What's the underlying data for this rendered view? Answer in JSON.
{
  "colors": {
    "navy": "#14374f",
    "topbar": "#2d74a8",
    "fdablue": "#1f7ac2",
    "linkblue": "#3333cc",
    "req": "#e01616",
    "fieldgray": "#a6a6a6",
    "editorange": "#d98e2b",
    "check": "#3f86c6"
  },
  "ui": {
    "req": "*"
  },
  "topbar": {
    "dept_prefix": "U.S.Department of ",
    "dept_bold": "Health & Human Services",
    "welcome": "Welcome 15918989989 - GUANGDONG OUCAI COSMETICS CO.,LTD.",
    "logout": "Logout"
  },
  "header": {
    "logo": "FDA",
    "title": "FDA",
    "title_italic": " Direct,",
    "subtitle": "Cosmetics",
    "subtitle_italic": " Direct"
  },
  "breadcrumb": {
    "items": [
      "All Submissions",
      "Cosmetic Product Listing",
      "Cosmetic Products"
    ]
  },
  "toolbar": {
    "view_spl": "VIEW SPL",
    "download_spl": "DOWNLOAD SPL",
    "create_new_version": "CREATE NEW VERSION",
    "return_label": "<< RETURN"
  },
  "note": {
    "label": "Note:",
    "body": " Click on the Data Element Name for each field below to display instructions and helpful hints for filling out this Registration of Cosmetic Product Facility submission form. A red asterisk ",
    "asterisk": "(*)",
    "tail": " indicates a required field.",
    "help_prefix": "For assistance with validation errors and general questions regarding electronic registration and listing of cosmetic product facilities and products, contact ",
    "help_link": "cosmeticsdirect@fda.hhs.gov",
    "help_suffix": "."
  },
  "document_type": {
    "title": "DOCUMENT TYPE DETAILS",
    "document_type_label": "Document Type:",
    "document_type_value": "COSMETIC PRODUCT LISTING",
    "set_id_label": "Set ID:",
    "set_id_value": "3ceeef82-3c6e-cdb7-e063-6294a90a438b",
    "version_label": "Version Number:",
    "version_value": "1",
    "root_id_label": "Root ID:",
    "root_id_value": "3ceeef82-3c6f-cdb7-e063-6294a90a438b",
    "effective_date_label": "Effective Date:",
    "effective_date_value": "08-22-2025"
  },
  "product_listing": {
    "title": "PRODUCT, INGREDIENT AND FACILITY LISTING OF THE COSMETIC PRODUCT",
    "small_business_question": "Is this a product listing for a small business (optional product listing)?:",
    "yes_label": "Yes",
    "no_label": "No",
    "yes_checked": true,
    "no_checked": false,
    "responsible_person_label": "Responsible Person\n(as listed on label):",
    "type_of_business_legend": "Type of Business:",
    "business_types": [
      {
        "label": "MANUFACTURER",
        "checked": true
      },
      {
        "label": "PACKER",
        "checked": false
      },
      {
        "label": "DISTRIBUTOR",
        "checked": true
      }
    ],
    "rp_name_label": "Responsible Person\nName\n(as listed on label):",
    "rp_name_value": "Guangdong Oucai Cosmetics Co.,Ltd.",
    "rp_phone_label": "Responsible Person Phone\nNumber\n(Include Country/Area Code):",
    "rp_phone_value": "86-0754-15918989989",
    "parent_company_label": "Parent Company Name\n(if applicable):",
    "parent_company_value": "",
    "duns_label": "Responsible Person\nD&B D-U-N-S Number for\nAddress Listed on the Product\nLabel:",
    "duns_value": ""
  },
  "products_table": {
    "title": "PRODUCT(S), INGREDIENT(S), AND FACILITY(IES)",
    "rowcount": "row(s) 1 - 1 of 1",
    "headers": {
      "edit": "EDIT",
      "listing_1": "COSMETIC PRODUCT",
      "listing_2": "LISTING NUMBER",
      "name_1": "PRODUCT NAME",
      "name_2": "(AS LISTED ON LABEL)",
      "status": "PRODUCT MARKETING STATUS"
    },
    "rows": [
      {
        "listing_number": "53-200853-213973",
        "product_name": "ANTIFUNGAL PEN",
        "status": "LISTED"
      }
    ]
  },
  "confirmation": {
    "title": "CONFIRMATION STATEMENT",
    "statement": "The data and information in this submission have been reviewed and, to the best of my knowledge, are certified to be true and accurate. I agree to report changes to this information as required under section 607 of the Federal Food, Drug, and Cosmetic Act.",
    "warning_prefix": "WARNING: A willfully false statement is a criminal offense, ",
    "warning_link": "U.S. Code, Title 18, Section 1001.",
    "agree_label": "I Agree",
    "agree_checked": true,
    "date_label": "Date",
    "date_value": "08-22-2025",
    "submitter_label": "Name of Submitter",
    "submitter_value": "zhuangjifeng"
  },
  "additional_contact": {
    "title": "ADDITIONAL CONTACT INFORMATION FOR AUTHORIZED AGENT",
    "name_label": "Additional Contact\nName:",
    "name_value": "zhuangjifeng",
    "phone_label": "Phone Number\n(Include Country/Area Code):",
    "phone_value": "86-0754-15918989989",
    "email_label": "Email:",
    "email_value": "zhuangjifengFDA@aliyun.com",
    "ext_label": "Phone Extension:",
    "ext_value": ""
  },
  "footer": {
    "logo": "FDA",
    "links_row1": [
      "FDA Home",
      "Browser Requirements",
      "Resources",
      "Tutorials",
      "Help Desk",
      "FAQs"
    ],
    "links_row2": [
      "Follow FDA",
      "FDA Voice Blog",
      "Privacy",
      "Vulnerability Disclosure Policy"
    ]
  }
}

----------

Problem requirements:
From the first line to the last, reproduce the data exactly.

Exercise solution:
What's the underlying data for this rendered view? Answer in JSON.
{
  "colors": {
    "navy": "#14374f",
    "topbar": "#2d74a8",
    "fdablue": "#1f7ac2",
    "linkblue": "#3333cc",
    "req": "#e01616",
    "fieldgray": "#a6a6a6",
    "editorange": "#d98e2b",
    "check": "#3f86c6"
  },
  "ui": {
    "req": "*"
  },
  "topbar": {
    "dept_prefix": "U.S.Department of ",
    "dept_bold": "Health & Human Services",
    "welcome": "Welcome 15918989989 - GUANGDONG OUCAI COSMETICS CO.,LTD.",
    "logout": "Logout"
  },
  "header": {
    "logo": "FDA",
    "title": "FDA",
    "title_italic": " Direct,",
    "subtitle": "Cosmetics",
    "subtitle_italic": " Direct"
  },
  "breadcrumb": {
    "items": [
      "All Submissions",
      "Cosmetic Product Listing",
      "Cosmetic Products"
    ]
  },
  "toolbar": {
    "view_spl": "VIEW SPL",
    "download_spl": "DOWNLOAD SPL",
    "create_new_version": "CREATE NEW VERSION",
    "return_label": "<< RETURN"
  },
  "note": {
    "label": "Note:",
    "body": " Click on the Data Element Name for each field below to display instructions and helpful hints for filling out this Registration of Cosmetic Product Facility submission form. A red asterisk ",
    "asterisk": "(*)",
    "tail": " indicates a required field.",
    "help_prefix": "For assistance with validation errors and general questions regarding electronic registration and listing of cosmetic product facilities and products, contact ",
    "help_link": "cosmeticsdirect@fda.hhs.gov",
    "help_suffix": "."
  },
  "document_type": {
    "title": "DOCUMENT TYPE DETAILS",
    "document_type_label": "Document Type:",
    "document_type_value": "COSMETIC PRODUCT LISTING",
    "set_id_label": "Set ID:",
    "set_id_value": "3ceeef82-3c6e-cdb7-e063-6294a90a438b",
    "version_label": "Version Number:",
    "version_value": "1",
    "root_id_label": "Root ID:",
    "root_id_value": "3ceeef82-3c6f-cdb7-e063-6294a90a438b",
    "effective_date_label": "Effective Date:",
    "effective_date_value": "08-22-2025"
  },
  "product_listing": {
    "title": "PRODUCT, INGREDIENT AND FACILITY LISTING OF THE COSMETIC PRODUCT",
    "small_business_question": "Is this a product listing for a small business (optional product listing)?:",
    "yes_label": "Yes",
    "no_label": "No",
    "yes_checked": true,
    "no_checked": false,
    "responsible_person_label": "Responsible Person\n(as listed on label):",
    "type_of_business_legend": "Type of Business:",
    "business_types": [
      {
        "label": "MANUFACTURER",
        "checked": true
      },
      {
        "label": "PACKER",
        "checked": false
      },
      {
        "label": "DISTRIBUTOR",
        "checked": true
      }
    ],
    "rp_name_label": "Responsible Person\nName\n(as listed on label):",
    "rp_name_value": "Guangdong Oucai Cosmetics Co.,Ltd.",
    "rp_phone_label": "Responsible Person Phone\nNumber\n(Include Country/Area Code):",
    "rp_phone_value": "86-0754-15918989989",
    "parent_company_label": "Parent Company Name\n(if applicable):",
    "parent_company_value": "",
    "duns_label": "Responsible Person\nD&B D-U-N-S Number for\nAddress Listed on the Product\nLabel:",
    "duns_value": ""
  },
  "products_table": {
    "title": "PRODUCT(S), INGREDIENT(S), AND FACILITY(IES)",
    "rowcount": "row(s) 1 - 1 of 1",
    "headers": {
      "edit": "EDIT",
      "listing_1": "COSMETIC PRODUCT",
      "listing_2": "LISTING NUMBER",
      "name_1": "PRODUCT NAME",
      "name_2": "(AS LISTED ON LABEL)",
      "status": "PRODUCT MARKETING STATUS"
    },
    "rows": [
      {
        "listing_number": "53-200853-213973",
        "product_name": "ANTIFUNGAL PEN",
        "status": "LISTED"
      }
    ]
  },
  "confirmation": {
    "title": "CONFIRMATION STATEMENT",
    "statement": "The data and information in this submission have been reviewed and, to the best of my knowledge, are certified to be true and accurate. I agree to report changes to this information as required under section 607 of the Federal Food, Drug, and Cosmetic Act.",
    "warning_prefix": "WARNING: A willfully false statement is a criminal offense, ",
    "warning_link": "U.S. Code, Title 18, Section 1001.",
    "agree_label": "I Agree",
    "agree_checked": true,
    "date_label": "Date",
    "date_value": "08-22-2025",
    "submitter_label": "Name of Submitter",
    "submitter_value": "zhuangjifeng"
  },
  "additional_contact": {
    "title": "ADDITIONAL CONTACT INFORMATION FOR AUTHORIZED AGENT",
    "name_label": "Additional Contact\nName:",
    "name_value": "zhuangjifeng",
    "phone_label": "Phone Number\n(Include Country/Area Code):",
    "phone_value": "86-0754-15918989989",
    "email_label": "Email:",
    "email_value": "zhuangjifengFDA@aliyun.com",
    "ext_label": "Phone Extension:",
    "ext_value": ""
  },
  "footer": {
    "logo": "FDA",
    "links_row1": [
      "FDA Home",
      "Browser Requirements",
      "Resources",
      "Tutorials",
      "Help Desk",
      "FAQs"
    ],
    "links_row2": [
      "Follow FDA",
      "FDA Voice Blog",
      "Privacy",
      "Vulnerability Disclosure Policy"
    ]
  }
}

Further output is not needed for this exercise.